The essay that each school requests may differ from school-to-school or program-to program; some may even ask for more than one essay. Before you begin to write, read and reread the essay directions on the application for the school and the specific department to which you are applying. While some programs leave the content of the essay fairly broad, others may place specific content and length restrictions on it. Make sure to have a good idea of the topic that you are being asked to write about.
Whatever the essay asks of you, remember the basic areas of interests that committees are looking for. When evaluating your application, each reader will ultimately have this question in mind: "Why should admit this student to our school?" In order to answer this question, try to do the following:
- Clearly state your short and long term goals. Explain how that particular university can help you meet those goals.
- Describe your areas of research and professional interest. You might indicate how your proposed studies are located within a broad field.
- Give specific reasons why you are interested in a particular field, as well as why you have chosen this particular school to apply to.
- Refer to past experiences, both academic and hands-on, that are relevant to graduate study.
- Articulate the value of the perspective that you will potentially bring to the field of study and the specific department that you are applying to.
- Demonstrate your ability to think and express ideas clearly and effectively.
- Show motivation and capacity to succeed in graduate education.
- Write concisely and try to keep your readers interested. You do not need to write about every award, 'A' paper, and/or pat on the back that you ever received; but rather how you plan to draw upon those experiences to further your education at the graduate level. Remember that these folks are reading many application essays and therefore, you need to be considerate of their needs.

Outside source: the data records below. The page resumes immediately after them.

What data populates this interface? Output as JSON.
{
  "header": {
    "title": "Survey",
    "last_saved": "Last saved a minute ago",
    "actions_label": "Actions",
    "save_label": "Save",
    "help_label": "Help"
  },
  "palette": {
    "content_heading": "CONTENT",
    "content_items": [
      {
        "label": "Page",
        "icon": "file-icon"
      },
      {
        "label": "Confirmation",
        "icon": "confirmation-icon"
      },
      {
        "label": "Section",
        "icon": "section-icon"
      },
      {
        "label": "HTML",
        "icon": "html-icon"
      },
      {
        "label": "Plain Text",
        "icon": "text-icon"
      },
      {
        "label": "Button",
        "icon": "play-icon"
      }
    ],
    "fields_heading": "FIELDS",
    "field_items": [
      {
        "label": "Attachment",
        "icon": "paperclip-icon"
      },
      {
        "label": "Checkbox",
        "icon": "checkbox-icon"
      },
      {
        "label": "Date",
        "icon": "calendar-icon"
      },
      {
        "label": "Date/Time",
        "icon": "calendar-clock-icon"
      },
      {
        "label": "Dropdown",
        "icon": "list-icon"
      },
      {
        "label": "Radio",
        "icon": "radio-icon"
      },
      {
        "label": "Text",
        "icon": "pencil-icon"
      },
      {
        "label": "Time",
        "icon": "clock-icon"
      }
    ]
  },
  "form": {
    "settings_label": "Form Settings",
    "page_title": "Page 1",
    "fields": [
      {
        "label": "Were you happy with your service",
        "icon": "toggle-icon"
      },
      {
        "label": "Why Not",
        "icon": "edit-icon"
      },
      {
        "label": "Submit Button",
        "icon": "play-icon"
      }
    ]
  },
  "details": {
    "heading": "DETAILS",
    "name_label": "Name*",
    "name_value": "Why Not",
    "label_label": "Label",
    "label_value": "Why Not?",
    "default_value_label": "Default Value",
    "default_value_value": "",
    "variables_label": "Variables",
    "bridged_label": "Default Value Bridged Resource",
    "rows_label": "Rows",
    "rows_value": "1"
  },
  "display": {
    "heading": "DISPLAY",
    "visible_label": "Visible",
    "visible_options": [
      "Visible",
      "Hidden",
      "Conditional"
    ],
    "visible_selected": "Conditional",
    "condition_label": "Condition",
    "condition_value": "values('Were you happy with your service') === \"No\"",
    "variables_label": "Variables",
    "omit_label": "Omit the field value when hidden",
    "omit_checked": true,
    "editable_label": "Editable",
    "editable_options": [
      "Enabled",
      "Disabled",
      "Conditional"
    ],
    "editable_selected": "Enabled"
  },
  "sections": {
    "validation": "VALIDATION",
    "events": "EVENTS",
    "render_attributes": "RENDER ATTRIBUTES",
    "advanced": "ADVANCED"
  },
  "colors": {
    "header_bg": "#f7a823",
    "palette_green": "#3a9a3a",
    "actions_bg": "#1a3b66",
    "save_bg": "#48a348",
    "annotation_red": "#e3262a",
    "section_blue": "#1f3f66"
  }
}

- Offer other information that demonstrates your need and desire to be accepted by the program.
Consider taking notes on what drives you; your hopes, dreams, aspirations, and what you hope to gain from graduate study. In order to asses this, think about things like:
- Projects that you've completed
- Accomplishments in the personal and scholastic arena
- Major life events that have changed you
- Challenges and hurdles you've overcome
- Life events that motivate your education
- People who have influenced you or motivated you
- Traits, work habits, and attitudes that will insure your success your goals
Ask others to read your essay and give you honest and detailed feedback; tell them that it is important to know what areas they find unclear or unnecessary. Don't feel shy about asking for or receiving criticism; remember, the effectiveness of your essay depends on your being able to present yourself in a manner that is attractive to admissions committees. In addition, the Student Success Coordinator is always available to offer suggestions on beginning, revising and completing your application essay.